▶ _DATA UNDER STUDY_:

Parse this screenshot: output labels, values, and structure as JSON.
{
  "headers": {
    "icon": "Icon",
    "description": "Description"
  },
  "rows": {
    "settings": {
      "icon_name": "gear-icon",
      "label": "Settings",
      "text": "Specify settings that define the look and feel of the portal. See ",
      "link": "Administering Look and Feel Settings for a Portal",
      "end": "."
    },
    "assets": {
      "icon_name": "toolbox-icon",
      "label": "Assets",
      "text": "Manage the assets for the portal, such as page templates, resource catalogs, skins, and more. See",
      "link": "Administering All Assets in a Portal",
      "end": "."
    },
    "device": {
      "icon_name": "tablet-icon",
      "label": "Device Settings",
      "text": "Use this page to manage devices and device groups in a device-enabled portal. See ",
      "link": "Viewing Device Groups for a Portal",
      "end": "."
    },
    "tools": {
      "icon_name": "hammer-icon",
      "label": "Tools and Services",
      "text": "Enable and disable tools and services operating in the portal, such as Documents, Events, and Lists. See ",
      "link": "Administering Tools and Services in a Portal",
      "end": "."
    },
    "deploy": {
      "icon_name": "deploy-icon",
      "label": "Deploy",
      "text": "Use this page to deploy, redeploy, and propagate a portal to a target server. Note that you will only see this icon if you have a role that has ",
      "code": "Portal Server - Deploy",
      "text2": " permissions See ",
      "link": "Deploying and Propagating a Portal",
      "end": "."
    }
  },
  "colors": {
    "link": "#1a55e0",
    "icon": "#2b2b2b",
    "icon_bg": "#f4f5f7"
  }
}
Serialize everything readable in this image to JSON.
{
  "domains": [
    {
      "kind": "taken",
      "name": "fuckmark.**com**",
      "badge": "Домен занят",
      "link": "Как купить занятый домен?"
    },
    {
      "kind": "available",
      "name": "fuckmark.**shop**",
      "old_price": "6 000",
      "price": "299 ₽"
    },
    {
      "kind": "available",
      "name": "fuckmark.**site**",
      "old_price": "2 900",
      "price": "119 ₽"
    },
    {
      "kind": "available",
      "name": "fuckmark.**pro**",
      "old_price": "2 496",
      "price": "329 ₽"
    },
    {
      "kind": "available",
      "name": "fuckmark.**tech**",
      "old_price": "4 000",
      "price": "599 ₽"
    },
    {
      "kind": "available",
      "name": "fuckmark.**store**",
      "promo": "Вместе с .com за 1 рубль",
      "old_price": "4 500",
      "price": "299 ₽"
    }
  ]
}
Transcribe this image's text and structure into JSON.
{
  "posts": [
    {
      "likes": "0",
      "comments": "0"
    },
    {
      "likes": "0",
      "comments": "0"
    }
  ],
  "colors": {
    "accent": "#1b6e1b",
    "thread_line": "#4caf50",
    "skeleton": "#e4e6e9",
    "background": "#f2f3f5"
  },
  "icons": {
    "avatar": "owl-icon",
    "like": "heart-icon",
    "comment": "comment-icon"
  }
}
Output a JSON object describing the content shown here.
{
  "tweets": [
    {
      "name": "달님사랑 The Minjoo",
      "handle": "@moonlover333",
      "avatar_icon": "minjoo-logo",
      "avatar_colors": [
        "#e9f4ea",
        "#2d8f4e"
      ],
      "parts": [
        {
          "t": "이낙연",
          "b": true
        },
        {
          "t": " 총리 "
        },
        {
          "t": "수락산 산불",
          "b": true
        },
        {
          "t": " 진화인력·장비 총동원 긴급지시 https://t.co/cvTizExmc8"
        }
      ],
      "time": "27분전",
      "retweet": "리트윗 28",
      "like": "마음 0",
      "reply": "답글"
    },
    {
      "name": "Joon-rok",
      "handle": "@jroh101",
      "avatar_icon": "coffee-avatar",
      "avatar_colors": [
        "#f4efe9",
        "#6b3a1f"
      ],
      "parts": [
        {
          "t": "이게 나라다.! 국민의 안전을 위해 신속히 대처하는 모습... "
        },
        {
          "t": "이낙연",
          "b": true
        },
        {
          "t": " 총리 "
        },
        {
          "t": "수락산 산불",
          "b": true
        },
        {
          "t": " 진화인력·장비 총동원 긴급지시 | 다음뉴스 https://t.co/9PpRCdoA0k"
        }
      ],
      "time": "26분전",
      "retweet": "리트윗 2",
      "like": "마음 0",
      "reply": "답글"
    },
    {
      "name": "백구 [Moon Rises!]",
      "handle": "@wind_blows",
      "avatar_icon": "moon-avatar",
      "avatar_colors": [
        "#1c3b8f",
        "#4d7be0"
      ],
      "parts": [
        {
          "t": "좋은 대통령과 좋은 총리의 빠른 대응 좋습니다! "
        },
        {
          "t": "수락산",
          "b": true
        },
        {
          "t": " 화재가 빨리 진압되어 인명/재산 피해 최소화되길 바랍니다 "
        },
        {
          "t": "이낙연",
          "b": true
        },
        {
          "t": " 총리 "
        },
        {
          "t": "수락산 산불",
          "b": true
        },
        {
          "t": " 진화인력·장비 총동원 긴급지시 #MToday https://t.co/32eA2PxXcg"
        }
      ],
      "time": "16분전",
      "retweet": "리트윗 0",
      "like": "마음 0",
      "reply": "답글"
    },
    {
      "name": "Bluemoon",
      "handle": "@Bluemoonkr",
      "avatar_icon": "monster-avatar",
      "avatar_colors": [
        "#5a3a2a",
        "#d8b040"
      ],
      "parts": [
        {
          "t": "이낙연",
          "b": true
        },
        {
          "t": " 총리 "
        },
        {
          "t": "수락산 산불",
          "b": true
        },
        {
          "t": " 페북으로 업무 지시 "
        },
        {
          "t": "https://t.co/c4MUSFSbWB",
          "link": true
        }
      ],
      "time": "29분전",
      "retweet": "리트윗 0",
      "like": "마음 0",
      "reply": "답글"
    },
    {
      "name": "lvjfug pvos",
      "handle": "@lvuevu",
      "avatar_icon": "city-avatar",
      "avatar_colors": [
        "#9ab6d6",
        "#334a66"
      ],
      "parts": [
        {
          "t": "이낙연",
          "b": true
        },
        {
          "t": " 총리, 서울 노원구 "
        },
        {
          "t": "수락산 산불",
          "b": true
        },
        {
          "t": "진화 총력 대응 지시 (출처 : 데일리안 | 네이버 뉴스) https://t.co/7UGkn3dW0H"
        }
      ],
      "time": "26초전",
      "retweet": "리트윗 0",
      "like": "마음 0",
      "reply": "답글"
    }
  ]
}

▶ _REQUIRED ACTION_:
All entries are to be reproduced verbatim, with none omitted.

▶ _WORKED SOLUTION_:
Parse this screenshot: output labels, values, and structure as JSON.
{
  "headers": {
    "icon": "Icon",
    "description": "Description"
  },
  "rows": {
    "settings": {
      "icon_name": "gear-icon",
      "label": "Settings",
      "text": "Specify settings that define the look and feel of the portal. See ",
      "link": "Administering Look and Feel Settings for a Portal",
      "end": "."
    },
    "assets": {
      "icon_name": "toolbox-icon",
      "label": "Assets",
      "text": "Manage the assets for the portal, such as page templates, resource catalogs, skins, and more. See",
      "link": "Administering All Assets in a Portal",
      "end": "."
    },
    "device": {
      "icon_name": "tablet-icon",
      "label": "Device Settings",
      "text": "Use this page to manage devices and device groups in a device-enabled portal. See ",
      "link": "Viewing Device Groups for a Portal",
      "end": "."
    },
    "tools": {
      "icon_name": "hammer-icon",
      "label": "Tools and Services",
      "text": "Enable and disable tools and services operating in the portal, such as Documents, Events, and Lists. See ",
      "link": "Administering Tools and Services in a Portal",
      "end": "."
    },
    "deploy": {
      "icon_name": "deploy-icon",
      "label": "Deploy",
      "text": "Use this page to deploy, redeploy, and propagate a portal to a target server. Note that you will only see this icon if you have a role that has ",
      "code": "Portal Server - Deploy",
      "text2": " permissions See ",
      "link": "Deploying and Propagating a Portal",
      "end": "."
    }
  },
  "colors": {
    "link": "#1a55e0",
    "icon": "#2b2b2b",
    "icon_bg": "#f4f5f7"
  }
}
Serialize everything readable in this image to JSON.
{
  "domains": [
    {
      "kind": "taken",
      "name": "fuckmark.**com**",
      "badge": "Домен занят",
      "link": "Как купить занятый домен?"
    },
    {
      "kind": "available",
      "name": "fuckmark.**shop**",
      "old_price": "6 000",
      "price": "299 ₽"
    },
    {
      "kind": "available",
      "name": "fuckmark.**site**",
      "old_price": "2 900",
      "price": "119 ₽"
    },
    {
      "kind": "available",
      "name": "fuckmark.**pro**",
      "old_price": "2 496",
      "price": "329 ₽"
    },
    {
      "kind": "available",
      "name": "fuckmark.**tech**",
      "old_price": "4 000",
      "price": "599 ₽"
    },
    {
      "kind": "available",
      "name": "fuckmark.**store**",
      "promo": "Вместе с .com за 1 рубль",
      "old_price": "4 500",
      "price": "299 ₽"
    }
  ]
}
Transcribe this image's text and structure into JSON.
{
  "posts": [
    {
      "likes": "0",
      "comments": "0"
    },
    {
      "likes": "0",
      "comments": "0"
    }
  ],
  "colors": {
    "accent": "#1b6e1b",
    "thread_line": "#4caf50",
    "skeleton": "#e4e6e9",
    "background": "#f2f3f5"
  },
  "icons": {
    "avatar": "owl-icon",
    "like": "heart-icon",
    "comment": "comment-icon"
  }
}
Output a JSON object describing the content shown here.
{
  "tweets": [
    {
      "name": "달님사랑 The Minjoo",
      "handle": "@moonlover333",
      "avatar_icon": "minjoo-logo",
      "avatar_colors": [
        "#e9f4ea",
        "#2d8f4e"
      ],
      "parts": [
        {
          "t": "이낙연",
          "b": true
        },
        {
          "t": " 총리 "
        },
        {
          "t": "수락산 산불",
          "b": true
        },
        {
          "t": " 진화인력·장비 총동원 긴급지시 https://t.co/cvTizExmc8"
        }
      ],
      "time": "27분전",
      "retweet": "리트윗 28",
      "like": "마음 0",
      "reply": "답글"
    },
    {
      "name": "Joon-rok",
      "handle": "@jroh101",
      "avatar_icon": "coffee-avatar",
      "avatar_colors": [
        "#f4efe9",
        "#6b3a1f"
      ],
      "parts": [
        {
          "t": "이게 나라다.! 국민의 안전을 위해 신속히 대처하는 모습... "
        },
        {
          "t": "이낙연",
          "b": true
        },
        {
          "t": " 총리 "
        },
        {
          "t": "수락산 산불",
          "b": true
        },
        {
          "t": " 진화인력·장비 총동원 긴급지시 | 다음뉴스 https://t.co/9PpRCdoA0k"
        }
      ],
      "time": "26분전",
      "retweet": "리트윗 2",
      "like": "마음 0",
      "reply": "답글"
    },
    {
      "name": "백구 [Moon Rises!]",
      "handle": "@wind_blows",
      "avatar_icon": "moon-avatar",
      "avatar_colors": [
        "#1c3b8f",
        "#4d7be0"
      ],
      "parts": [
        {
          "t": "좋은 대통령과 좋은 총리의 빠른 대응 좋습니다! "
        },
        {
          "t": "수락산",
          "b": true
        },
        {
          "t": " 화재가 빨리 진압되어 인명/재산 피해 최소화되길 바랍니다 "
        },
        {
          "t": "이낙연",
          "b": true
        },
        {
          "t": " 총리 "
        },
        {
          "t": "수락산 산불",
          "b": true
        },
        {
          "t": " 진화인력·장비 총동원 긴급지시 #MToday https://t.co/32eA2PxXcg"
        }
      ],
      "time": "16분전",
      "retweet": "리트윗 0",
      "like": "마음 0",
      "reply": "답글"
    },
    {
      "name": "Bluemoon",
      "handle": "@Bluemoonkr",
      "avatar_icon": "monster-avatar",
      "avatar_colors": [
        "#5a3a2a",
        "#d8b040"
      ],
      "parts": [
        {
          "t": "이낙연",
          "b": true
        },
        {
          "t": " 총리 "
        },
        {
          "t": "수락산 산불",
          "b": true
        },
        {
          "t": " 페북으로 업무 지시 "
        },
        {
          "t": "https://t.co/c4MUSFSbWB",
          "link": true
        }
      ],
      "time": "29분전",
      "retweet": "리트윗 0",
      "like": "마음 0",
      "reply": "답글"
    },
    {
      "name": "lvjfug pvos",
      "handle": "@lvuevu",
      "avatar_icon": "city-avatar",
      "avatar_colors": [
        "#9ab6d6",
        "#334a66"
      ],
      "parts": [
        {
          "t": "이낙연",
          "b": true
        },
        {
          "t": " 총리, 서울 노원구 "
        },
        {
          "t": "수락산 산불",
          "b": true
        },
        {
          "t": "진화 총력 대응 지시 (출처 : 데일리안 | 네이버 뉴스) https://t.co/7UGkn3dW0H"
        }
      ],
      "time": "26초전",
      "retweet": "리트윗 0",
      "like": "마음 0",
      "reply": "답글"
    }
  ]
}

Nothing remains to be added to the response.